California Stem Cell Inc.'s founder, Hans S. Keirstead, PhD, is well known in stem cell circles as the developer of processes that can produce extremely pure cell lines from human embryonic stem cells. As such, the start-up is uniquely situated. Not only does it produce over 95% pure populations of several cell types for use in research, but the firm also has proprietary reagents it sells to pharma and biotech firms. And it is building its own therapeutic pipeline: CSC is poised to file an IND for an hESC-derived therapy to treat type 1 infantile spinal muscular atrophy, the largest genetic killer of children under the age of two.

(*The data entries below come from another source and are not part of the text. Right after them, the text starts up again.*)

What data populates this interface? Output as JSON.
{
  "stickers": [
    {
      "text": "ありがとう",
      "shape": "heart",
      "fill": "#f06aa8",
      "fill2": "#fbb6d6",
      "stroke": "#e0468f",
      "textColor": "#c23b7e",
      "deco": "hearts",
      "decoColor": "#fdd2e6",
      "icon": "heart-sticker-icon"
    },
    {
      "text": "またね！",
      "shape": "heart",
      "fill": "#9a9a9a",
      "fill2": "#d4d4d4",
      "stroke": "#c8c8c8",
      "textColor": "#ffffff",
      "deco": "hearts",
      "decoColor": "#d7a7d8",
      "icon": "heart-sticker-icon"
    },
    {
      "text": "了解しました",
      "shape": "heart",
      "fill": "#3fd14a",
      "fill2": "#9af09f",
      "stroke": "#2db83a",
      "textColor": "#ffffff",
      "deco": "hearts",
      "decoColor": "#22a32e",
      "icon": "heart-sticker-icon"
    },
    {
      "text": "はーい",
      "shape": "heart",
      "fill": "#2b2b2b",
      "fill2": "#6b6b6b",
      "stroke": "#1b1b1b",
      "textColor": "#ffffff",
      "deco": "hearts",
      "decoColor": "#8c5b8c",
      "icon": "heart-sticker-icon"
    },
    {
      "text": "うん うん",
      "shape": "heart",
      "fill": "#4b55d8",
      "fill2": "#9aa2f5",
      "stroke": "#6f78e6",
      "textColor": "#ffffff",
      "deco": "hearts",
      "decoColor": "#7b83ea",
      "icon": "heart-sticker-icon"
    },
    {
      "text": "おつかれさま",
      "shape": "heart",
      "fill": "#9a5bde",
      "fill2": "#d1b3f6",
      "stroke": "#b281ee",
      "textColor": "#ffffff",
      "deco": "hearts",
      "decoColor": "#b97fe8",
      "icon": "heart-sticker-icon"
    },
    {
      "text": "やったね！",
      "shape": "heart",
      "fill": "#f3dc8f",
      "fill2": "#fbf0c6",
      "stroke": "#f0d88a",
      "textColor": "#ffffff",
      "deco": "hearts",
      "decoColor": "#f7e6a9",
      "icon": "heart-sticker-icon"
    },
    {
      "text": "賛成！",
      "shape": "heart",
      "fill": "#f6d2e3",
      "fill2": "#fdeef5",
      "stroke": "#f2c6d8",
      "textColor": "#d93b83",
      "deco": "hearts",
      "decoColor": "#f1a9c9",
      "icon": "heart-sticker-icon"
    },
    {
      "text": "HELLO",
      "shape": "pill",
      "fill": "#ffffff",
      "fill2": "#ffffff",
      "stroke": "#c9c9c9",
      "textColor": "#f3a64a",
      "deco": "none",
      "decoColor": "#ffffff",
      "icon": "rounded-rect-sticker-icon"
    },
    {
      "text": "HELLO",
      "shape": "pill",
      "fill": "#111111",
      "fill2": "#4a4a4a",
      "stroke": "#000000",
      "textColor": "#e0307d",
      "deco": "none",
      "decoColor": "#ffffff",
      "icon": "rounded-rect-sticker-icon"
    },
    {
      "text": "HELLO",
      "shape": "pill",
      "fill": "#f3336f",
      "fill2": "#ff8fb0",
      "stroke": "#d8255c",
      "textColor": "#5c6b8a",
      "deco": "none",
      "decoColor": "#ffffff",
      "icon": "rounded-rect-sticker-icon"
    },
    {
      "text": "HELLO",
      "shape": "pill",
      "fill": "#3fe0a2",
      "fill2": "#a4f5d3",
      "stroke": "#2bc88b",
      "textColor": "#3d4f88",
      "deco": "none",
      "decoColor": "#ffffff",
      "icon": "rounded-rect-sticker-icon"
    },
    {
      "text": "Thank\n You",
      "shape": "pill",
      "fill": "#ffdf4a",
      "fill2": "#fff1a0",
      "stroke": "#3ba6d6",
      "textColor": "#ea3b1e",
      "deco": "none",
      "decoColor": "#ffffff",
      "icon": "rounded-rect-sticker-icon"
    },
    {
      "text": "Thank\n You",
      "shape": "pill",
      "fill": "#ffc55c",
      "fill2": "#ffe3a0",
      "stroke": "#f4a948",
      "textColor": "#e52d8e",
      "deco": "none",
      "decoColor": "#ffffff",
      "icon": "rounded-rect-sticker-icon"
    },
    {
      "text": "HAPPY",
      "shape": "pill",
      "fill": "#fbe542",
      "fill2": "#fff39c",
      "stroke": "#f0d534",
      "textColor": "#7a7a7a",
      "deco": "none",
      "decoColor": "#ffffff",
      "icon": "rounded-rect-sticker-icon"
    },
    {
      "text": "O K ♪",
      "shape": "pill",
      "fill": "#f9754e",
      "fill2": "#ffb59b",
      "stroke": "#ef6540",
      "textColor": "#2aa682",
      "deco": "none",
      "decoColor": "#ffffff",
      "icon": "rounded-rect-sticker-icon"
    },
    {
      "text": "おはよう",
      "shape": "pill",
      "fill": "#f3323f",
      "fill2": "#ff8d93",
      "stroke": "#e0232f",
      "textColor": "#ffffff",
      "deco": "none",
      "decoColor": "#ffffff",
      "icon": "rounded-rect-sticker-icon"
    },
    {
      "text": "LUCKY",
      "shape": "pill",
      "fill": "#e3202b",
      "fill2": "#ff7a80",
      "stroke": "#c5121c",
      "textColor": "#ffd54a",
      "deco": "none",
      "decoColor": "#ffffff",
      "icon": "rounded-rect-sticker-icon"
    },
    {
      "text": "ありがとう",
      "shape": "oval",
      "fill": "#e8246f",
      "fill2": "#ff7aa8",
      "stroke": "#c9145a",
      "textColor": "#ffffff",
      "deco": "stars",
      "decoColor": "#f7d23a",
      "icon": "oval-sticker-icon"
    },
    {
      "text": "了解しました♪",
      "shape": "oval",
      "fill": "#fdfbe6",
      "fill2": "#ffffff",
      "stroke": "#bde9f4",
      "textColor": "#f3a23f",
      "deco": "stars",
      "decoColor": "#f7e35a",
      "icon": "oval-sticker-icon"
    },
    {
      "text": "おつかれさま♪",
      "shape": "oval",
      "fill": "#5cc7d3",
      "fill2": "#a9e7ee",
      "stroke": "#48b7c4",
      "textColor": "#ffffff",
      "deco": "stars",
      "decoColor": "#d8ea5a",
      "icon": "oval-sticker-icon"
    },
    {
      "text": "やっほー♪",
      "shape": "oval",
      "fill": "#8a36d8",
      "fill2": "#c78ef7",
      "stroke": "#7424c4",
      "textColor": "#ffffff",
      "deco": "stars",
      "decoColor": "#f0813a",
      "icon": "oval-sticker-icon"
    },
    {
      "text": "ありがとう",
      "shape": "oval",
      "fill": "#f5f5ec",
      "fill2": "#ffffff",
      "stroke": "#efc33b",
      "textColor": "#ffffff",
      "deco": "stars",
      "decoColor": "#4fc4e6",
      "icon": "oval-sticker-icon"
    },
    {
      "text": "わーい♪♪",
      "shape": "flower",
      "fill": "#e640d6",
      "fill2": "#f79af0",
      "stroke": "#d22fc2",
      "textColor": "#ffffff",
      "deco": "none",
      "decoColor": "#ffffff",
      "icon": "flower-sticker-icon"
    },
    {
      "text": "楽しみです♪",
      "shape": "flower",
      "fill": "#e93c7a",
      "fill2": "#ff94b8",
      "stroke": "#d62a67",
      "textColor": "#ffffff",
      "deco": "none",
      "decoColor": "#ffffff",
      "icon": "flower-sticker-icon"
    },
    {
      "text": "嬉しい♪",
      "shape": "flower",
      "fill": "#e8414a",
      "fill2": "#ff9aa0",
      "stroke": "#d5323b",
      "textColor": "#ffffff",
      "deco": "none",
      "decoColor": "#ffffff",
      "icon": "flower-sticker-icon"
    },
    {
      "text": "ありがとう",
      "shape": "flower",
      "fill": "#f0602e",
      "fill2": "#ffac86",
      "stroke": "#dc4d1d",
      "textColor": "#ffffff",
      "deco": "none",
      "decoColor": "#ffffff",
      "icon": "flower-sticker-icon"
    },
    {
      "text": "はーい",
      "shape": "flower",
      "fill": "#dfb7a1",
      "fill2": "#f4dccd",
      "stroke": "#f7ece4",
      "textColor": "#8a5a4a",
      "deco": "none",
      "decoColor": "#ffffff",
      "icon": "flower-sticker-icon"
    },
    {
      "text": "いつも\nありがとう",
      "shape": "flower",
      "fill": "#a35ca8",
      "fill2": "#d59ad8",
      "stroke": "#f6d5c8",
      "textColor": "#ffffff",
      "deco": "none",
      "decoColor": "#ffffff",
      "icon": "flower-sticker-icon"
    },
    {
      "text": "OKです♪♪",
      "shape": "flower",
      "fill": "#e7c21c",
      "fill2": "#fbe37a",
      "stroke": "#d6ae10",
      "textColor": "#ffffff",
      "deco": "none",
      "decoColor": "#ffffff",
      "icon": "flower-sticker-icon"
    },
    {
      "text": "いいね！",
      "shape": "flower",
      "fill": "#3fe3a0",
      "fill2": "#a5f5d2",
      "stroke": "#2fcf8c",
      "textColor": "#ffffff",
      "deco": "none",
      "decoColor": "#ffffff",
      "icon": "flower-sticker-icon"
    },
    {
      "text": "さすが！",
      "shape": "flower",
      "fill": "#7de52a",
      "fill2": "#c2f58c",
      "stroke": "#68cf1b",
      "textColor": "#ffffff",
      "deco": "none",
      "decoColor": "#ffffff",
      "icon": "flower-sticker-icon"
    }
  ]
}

In March 2009, Belgium's Cardio3 BioSciences announced that a patient with chronic heart failure had for the first time received its C-Cure, a stem cell-based therapy developed to help heal damaged heart tissue. The procedure involved transplantation of the patient's own bone-marrow cells, which had been cultured and implanted according to specialized protocols. The company claims it has proved that its cells become cardiac myocytes, and are also part of the new vessels that are generated post-therapy. The Cardio3's scientists could also demonstrate that the implanted cells did not cause arrhythmia and thus were electrically linked to the rest of the tissue in the heart.